Dating Is Not About Marriage
- Wednesday, June 01, 2005
"You just said that we ought to date a lot of people to learn and grow and all that stuff, but I really disagree," said a woman seated in the first row at one of my seminars. "I don't have time for that."
"What do you mean, 'You don't have time for that?'" I could tell the questioner was young and energetic. What could she mean that she didn't have time for dating? Usually you hear that from someone worried about his or her age in some way, such as a man worrying about putting down roots or a woman worrying about her biological clock. Maybe that is what she meant, I thought.
"I don't have time to waste on dating someone whom I couldn't see myself marrying. If he doesn't have the potential for a serious relationship that could lead to marriage, I don't want to go out with him."
"What's your hurry?"
"Well, I'm forty–two, I've been married once before, and I want to be married again. I don't have time to waste."
"I don't get it. You are only forty–two. It's not like your life is over. What's your hurry?"
"Well, I just don't have time for all this dating. I only want to go out with someone I could marry. Isn't that the purpose of dating? To find a mate?"
"NO! NO! NO!" I said, literally jumping up and down on the stage. If I could have screamed louder without breaking the microphone, I would have. "That is not the sole purpose of dating! Haven't you heard anything I've said?"
"Well, I just couldn't believe you were really serious about dating just for dating. I date to find a mate."
I did not know any of the facts of her life. But I did know a lot from what she was saying. She was in a hurry, and on the hunt. That was easy enough to see. And that always means something.
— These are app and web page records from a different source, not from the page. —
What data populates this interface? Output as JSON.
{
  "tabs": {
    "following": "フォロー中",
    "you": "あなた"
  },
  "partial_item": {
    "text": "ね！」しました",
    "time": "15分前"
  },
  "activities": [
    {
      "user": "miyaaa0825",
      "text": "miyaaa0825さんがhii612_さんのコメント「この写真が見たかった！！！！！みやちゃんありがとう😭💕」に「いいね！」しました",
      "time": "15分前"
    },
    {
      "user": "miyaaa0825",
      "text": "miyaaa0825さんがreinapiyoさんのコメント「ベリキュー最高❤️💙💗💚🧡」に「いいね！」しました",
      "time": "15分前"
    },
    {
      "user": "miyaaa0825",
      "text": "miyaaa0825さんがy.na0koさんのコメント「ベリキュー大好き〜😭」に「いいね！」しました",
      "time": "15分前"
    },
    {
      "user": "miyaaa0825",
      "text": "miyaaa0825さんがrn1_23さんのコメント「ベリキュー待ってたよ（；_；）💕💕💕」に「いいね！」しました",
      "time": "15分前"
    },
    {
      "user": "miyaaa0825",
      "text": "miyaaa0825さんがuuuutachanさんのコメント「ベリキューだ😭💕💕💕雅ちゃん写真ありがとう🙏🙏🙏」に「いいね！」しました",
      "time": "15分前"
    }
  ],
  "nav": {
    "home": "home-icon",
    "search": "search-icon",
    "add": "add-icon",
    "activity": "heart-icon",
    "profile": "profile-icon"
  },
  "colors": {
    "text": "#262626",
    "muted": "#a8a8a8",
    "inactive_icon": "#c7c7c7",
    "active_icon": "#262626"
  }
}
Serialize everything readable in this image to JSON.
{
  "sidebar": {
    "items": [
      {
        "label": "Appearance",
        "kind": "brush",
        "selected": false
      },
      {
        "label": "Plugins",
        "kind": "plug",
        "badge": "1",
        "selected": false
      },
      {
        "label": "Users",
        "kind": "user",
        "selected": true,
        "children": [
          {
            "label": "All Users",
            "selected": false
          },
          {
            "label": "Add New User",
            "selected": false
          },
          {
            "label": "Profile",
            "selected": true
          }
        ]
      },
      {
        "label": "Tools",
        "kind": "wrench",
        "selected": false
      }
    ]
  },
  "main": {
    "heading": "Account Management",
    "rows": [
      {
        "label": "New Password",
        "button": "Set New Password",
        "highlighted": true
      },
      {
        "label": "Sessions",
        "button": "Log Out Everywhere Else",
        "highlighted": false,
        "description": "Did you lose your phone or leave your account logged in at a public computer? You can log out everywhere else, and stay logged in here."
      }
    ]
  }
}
But past that, she was showing something else. It sounded like she thought she knew what she wanted and needed. I seriously doubted that.
"So, tell me about the last ten years," I said, picking a number out of the air. I wondered how her dating plan of action was going.
"Bad marriage and divorce," she said.
This answer did not tell me a lot about her dating, so I pressed her. "How long have you been divorced?"
"It is not final yet. We ended it two weeks ago."
The crowd gasped.
"What? Your divorce is not final, and you are already 'in a hurry?'" I could hardly believe my ears, although I should have. I have seen this countless times. "So what you are telling me is this. The last time you chose someone, it ended in disaster. And you have chosen no one since him, right?" With only two weeks on the market, I assumed she had not been in another relationship.
"So you have made one choice for a mate, and it was a bad choice. Isn't it obvious that your 'people picker' is broken? Now, with no further experience dating, you think you are ready to make another lifetime commitment with the same people picker you used to pick the last one. No, no, no! You are not ready to date to find a mate. You obviously do not know what you need, what is good and what is not good, and what your unhealthy patterns are. You are 0 for 1.
"The last thing you need is to date to find a mate. You need more than anyone to go out with many different kinds of men for a number of reasons. There is no way you are ready to think that you know what you need or what is good for you. The last ten years should have proven that to you. Make a commitment to not make a commitment. That is what you need to do. Go into divorce recovery. Get healing. Get therapy. But, please do not go out looking for another mate. That is the last thing you need."
This is one of the biggest problems I've encountered in my work with singles and dating. Do not let the questioner's recent divorce confuse the issue; I'm not talking about the need to avoid a rebound. The real issue here is what is the purpose of dating. One of the first steps people need is to be cured of the thinking that the purpose of dating is to find a marriage partner. This is often a result, obviously. But here is what I'm trying to say:
Have something to say about this article? Leave your comment via Facebook below!
Listen to Your Favorite Pastors
Add Crosswalk.com content to your siteBrowse available content